You can see from the community response to the initial support announcement that there are a lot of folks that would like to see .NET Core on Mac OS X. Me, too!
You’ll quickly see that the Mac OS X experience is still pretty raw. We’ll publish an official set of instructions when the experience is a bit further along. For now, please do refer to @praeclarum’s instructions.
Like Mac OS X, it is still “early days” for Linux support. That said, we have an enterprising community that likes to try things out. We’ll publish official Linux instructions when we’ve got a good experience in place.
@zerosignal00 was one of the first to try out .NET Core on Linux. There is a lot of enthusiasm for .NET Core support on Linux, too.
Tracking progress on library work for .NET Core
The previous .NET Core Open Source Update attached a spreadsheet that allowed you to get a sense for which APIs we foresee .NET Core will have. To make tracking easier, we’ve create a new repository on GitHub, called dotnet/corefx-progress.
This repository is designed to allow you to track our progress towards publishing all of .NET Core library source. It’s only provided as a temporary mechanism to allow you track the difference between what we’ve already open sourced and what is yet to come. As a result, we don’t intend you to contribute to this repository.
This repository contains the following folders:
- lib-full. These are the reference assemblies (i.e. assemblies without IL) that represent the entire surface area of all .NET Core libraries.
- src-full. This is the C# representation of the assemblies in
- src-oss. This is the C# representation of the assemblies that are already open sourced, i.e. are available on GitHub.
- src-diff. For each assembly, this folder has a Markdown file that contains the unified diff between
In order to understand what hasn’t been open sourced what is coming, you should take a look at the .NET Core: Library Open Source Progress.
Alternatively you can clone this repository and use your favorite tool to diff the directories
Set your alarm clocks for March 18th and 19th, for dotNetConf. The .NET Core team, among many other folks, will be talking and demoing on the live dotNetConf stream. We’ll be answering questions that we get during our talk. Expect to see and hear more about .NET Core on Windows, Linux and Mac.
We received three PRs recently – Add a Gitter chat badge to README.md, Add a Gitter chat badge to README.md and Add a Gitter chat badge to README.md – to publicize Gitter chat rooms created by @migueldeicaza. This guy must like to talk about .NET!
Please drop into the Gitter rooms and join the crowd.
Gitter is a chat room service, where the each room is tied to a GitHub repo, quite naturally choosing the topics to discuss. I like using it. It’s the integration with GitHub (obviously!) that makes it a pleasure to use. That said, if someone likes a different chat room service, we’re happy to publicize it, provided you can create an active community around it.

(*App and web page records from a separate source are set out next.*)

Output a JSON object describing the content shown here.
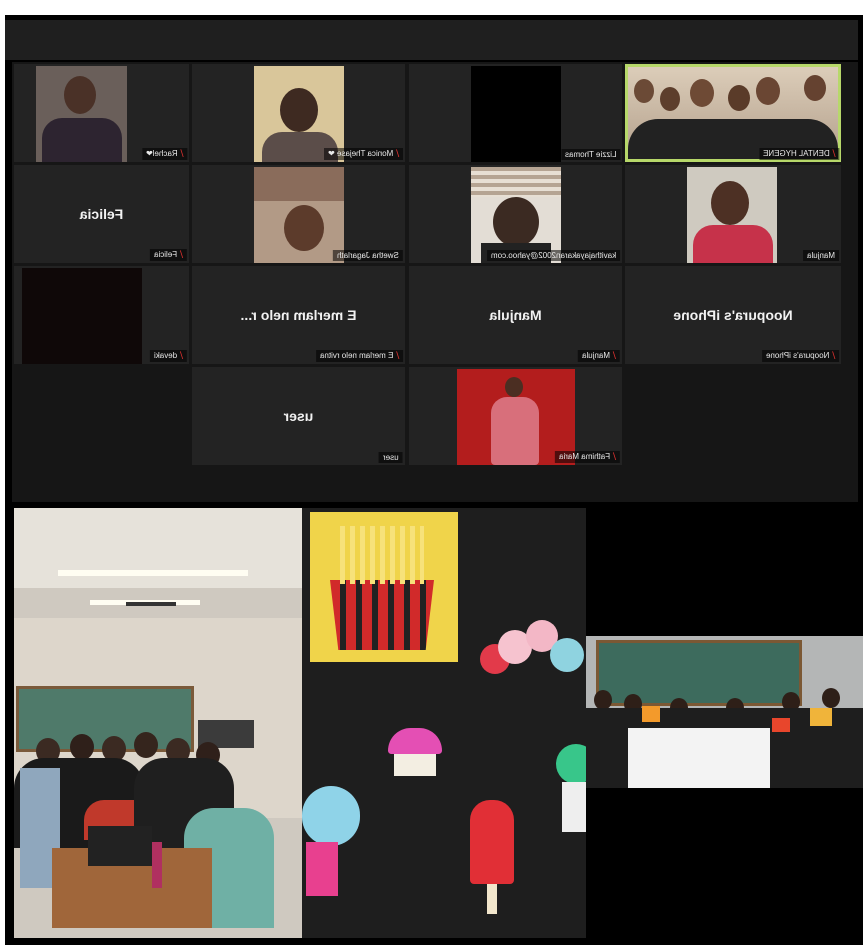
{
  "meeting": {
    "participants": [
      {
        "display": "",
        "label": "Rachel❤"
      },
      {
        "display": "",
        "label": "Monica Thejase ❤"
      },
      {
        "display": "",
        "label": "Lizzie Thomas"
      },
      {
        "display": "",
        "label": "DENTAL HYGENE"
      },
      {
        "display": "Felicia",
        "label": "Felicia"
      },
      {
        "display": "",
        "label": "Swetha Jagarlath"
      },
      {
        "display": "",
        "label": "kavithajayakaran2002@yahoo.com"
      },
      {
        "display": "",
        "label": "Manjula"
      },
      {
        "display": "",
        "label": "devaki"
      },
      {
        "display": "E merlam nelo r...",
        "label": "E merlam nelo rvitna"
      },
      {
        "display": "Manjula",
        "label": "Manjula"
      },
      {
        "display": "Noopura's iPhone",
        "label": "Noopura's iPhone"
      },
      {
        "display": "user",
        "label": "user"
      },
      {
        "display": "",
        "label": "Fathima Maria"
      }
    ]
  },
  "icons": {
    "mic_muted": "mic-muted-icon",
    "mic_muted_glyph": "⧸"
  },
  "colors": {
    "active_speaker": "#b7d86a",
    "muted": "#e0312f"
  }
}
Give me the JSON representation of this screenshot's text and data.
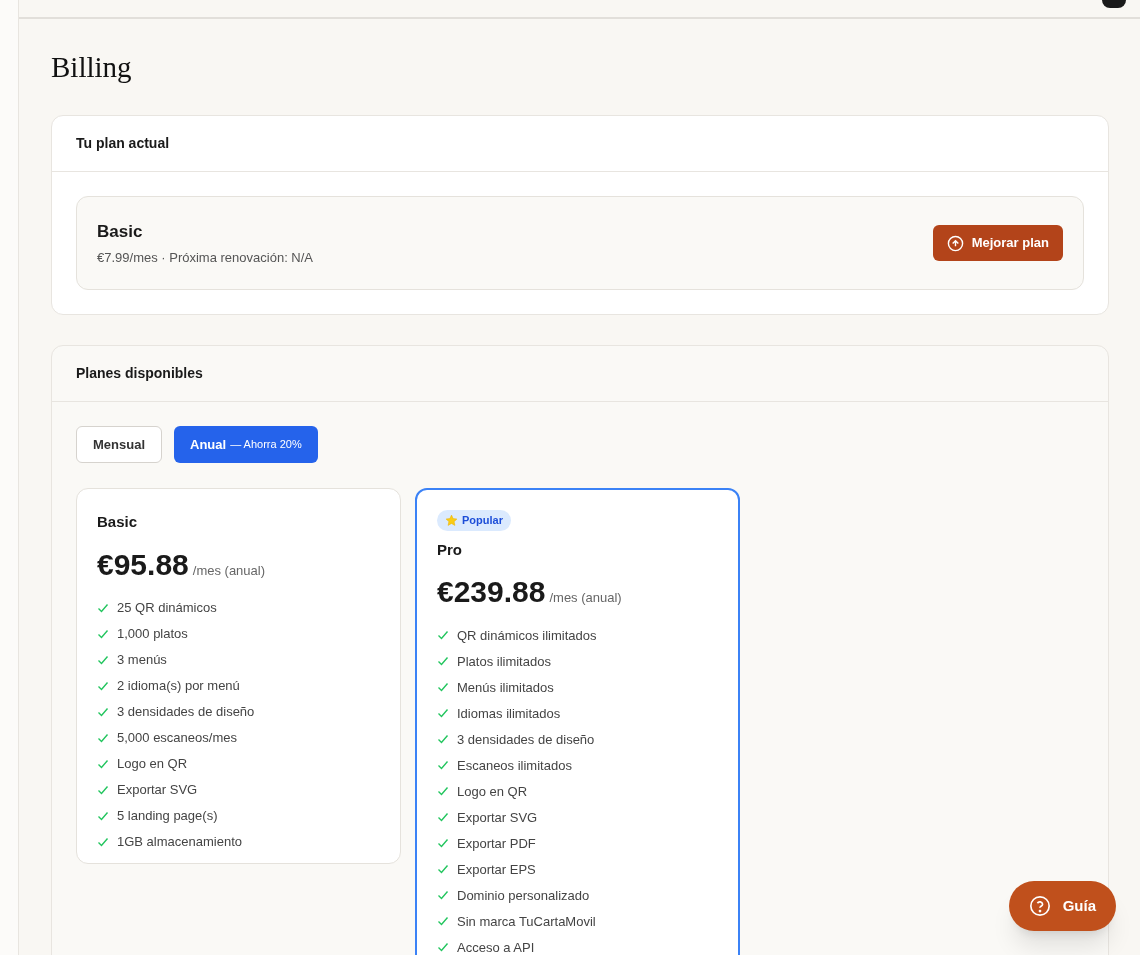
{
  "page": {
    "title": "Billing"
  },
  "current_plan": {
    "title": "Tu plan actual",
    "plan_name": "Basic",
    "details": "€7.99/mes · Próxima renovación: N/A",
    "upgrade_button": "Mejorar plan"
  },
  "available_plans": {
    "title": "Planes disponibles",
    "billing_options": [
      {
        "label": "Mensual",
        "selected": false
      },
      {
        "label": "Anual",
        "note": "— Ahorra 20%",
        "selected": true
      }
    ],
    "plans": [
      {
        "name": "Basic",
        "price": "€95.88",
        "period": "/mes (anual)",
        "selected": false,
        "features": [
          "25 QR dinámicos",
          "1,000 platos",
          "3 menús",
          "2 idioma(s) por menú",
          "3 densidades de diseño",
          "5,000 escaneos/mes",
          "Logo en QR",
          "Exportar SVG",
          "5 landing page(s)",
          "1GB almacenamiento"
        ]
      },
      {
        "name": "Pro",
        "badge": "Popular",
        "price": "€239.88",
        "period": "/mes (anual)",
        "selected": true,
        "features": [
          "QR dinámicos ilimitados",
          "Platos ilimitados",
          "Menús ilimitados",
          "Idiomas ilimitados",
          "3 densidades de diseño",
          "Escaneos ilimitados",
          "Logo en QR",
          "Exportar SVG",
          "Exportar PDF",
          "Exportar EPS",
          "Dominio personalizado",
          "Sin marca TuCartaMovil",
          "Acceso a API"
        ]
      }
    ]
  },
  "guide_button": "Guía"
}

Check out the dotnet.github.io page that we built for the .NET Foundation. It helps you discover .NET Foundation project repos. Repos are ordered in terms of OSS Awesomeness. Netflix and Twitter have similar sites that we shamelessly borrowed ideas from, including the hotness algorithm (which we extended as “awesomeness”) from Twitter.
In case you didn’t know, Microsoft announced the .NET Foundation last year. We have contributed many components to the Foundation, including .NET Core, Roslyn, ASP.NET and Orleans. Several other companies and individuals have contributed components.
I was impressed to see the Roslyn team recognize recent committers to the Roslyn repo. I’ve heard folks on the team refer to these as sha-cups. That’s quite classy.
We haven’t sent out any cups for corefx and coreclr just yet (should we?). That said, we’re equally appreciative for the level of support that we’re seeing on a daily basis, almost 24 hours a day. Thanks to everyone who has contributed to the .NET Core project. If you haven’t yet, I encourage you to get involved.
Thanks for reading — Rich